Nor can we discount Tom Mulcair as he is an effective campaigner and usually has a pretty good handle on Quebec issues. His caucus might be young, but they are the incumbents in 59 ridings. It is never easy to beat a sitting MP no matter which party they represent.
Quebec provincial politicians always put Quebec’s interests first and while relations with the premier might be good right now, the question is how long that will last before divisive issues arise?
Nor can we forget the on-going Senate scandal which has the potential to dominate the news as we lead up to the 2015 election. Quebec voters cannot be expected to ignore that (nor will Canadian voters in general).
The only hope the Conservatives have of winning 10 seats is some serious vote splitting in the ridings the Conservative previous held but lost. But with momentum slipping away from them nationally and towards the Liberals under Trudeau, it requires quite a leap of faith to accept that Quebec voters in any riding will think that voting Blue is the way to go in 2015.
Was anyone really surprised by the results of the June 30th bye-elections?
For the most part turnout was low and that has been blamed on the government because the date they picked was just before a long weekend. There will be some truth to that but if someone really wanted to vote, there were plenty of opportunities to do so at the advance polls. Having worked so often on Election Day, I would have to go back to the 1970s to find a time when I didn’t vote at an advanced poll. Excuses, excuses, but if it was important to you, you had a chance to vote.
Bye-elections are also a time for voters to safely send the sitting government a message if they are discontented with that government’s performance. Could the low turnout be partially because those given the opportunity to vote really didn’t have a bone to pick with the government at this time? There will be a lot of tea leaves read over the next month or so as the parties collectively try to extrapolate that answer from the results.
The Conservatives won what they were expected to win (Macleod and Fort McMurray-Athabasca). The Liberals did better than expected getting re-elected in one and capturing another urban seat (Trinity-Spadina) in the vote rich GTA. It’s a good start for the Liberals and gives them a bit more momentum than their left wing cousins in the NDP. Trudeau has served notice to the NDP that the Liberals can take the fight to them and win.
It will be interesting to watch how the NDP bounce back and what their strategy will be and how they position Mulcair over the next few months. Exactly how will they counter Trudeau’s momentum?
For the Liberals it will take some effort to keep the momentum going. With the vacation season upon us, how many voters will be the least bit interested in politics or following what the various leaders are doing? It’s always much harder for the opposition parties to stay in the spotlight over the summer?

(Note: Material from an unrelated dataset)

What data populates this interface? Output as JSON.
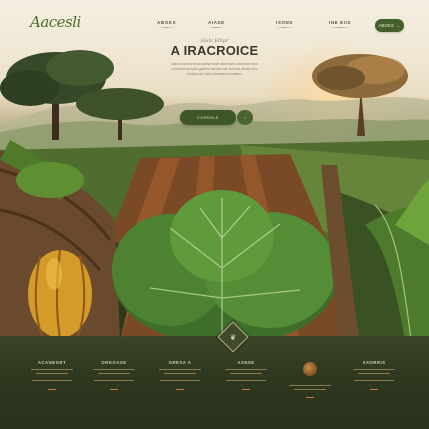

The Tories can pretty much go on cruise control over the summer. There will be all sorts of funding announcements which are guaranteed to make the local press. They won’t consider a lack of national media coverage by the press gallery a problem as they continue to make little if any attempt to improve relations with the gallery.
But they will have to pay attention to the drop in support in their home ridings like Fort-McMurray-Athabasca. They need to look at how the demographics in their ridings are changing especially in urban ridings. Which part of the country are the voters coming from? Did they bring a tradition of voting Conservative with them when they moved to Alberta? What are the age groups making up the voter pool in those ridings? Are the voters getting younger? As the demographics change will the voter pool in 2015 be as receptive to the Harper style of government and policies that have been in place since 2006?
There are lots of questions and few answers, but enough to keep staff in all three parties busy over the summer.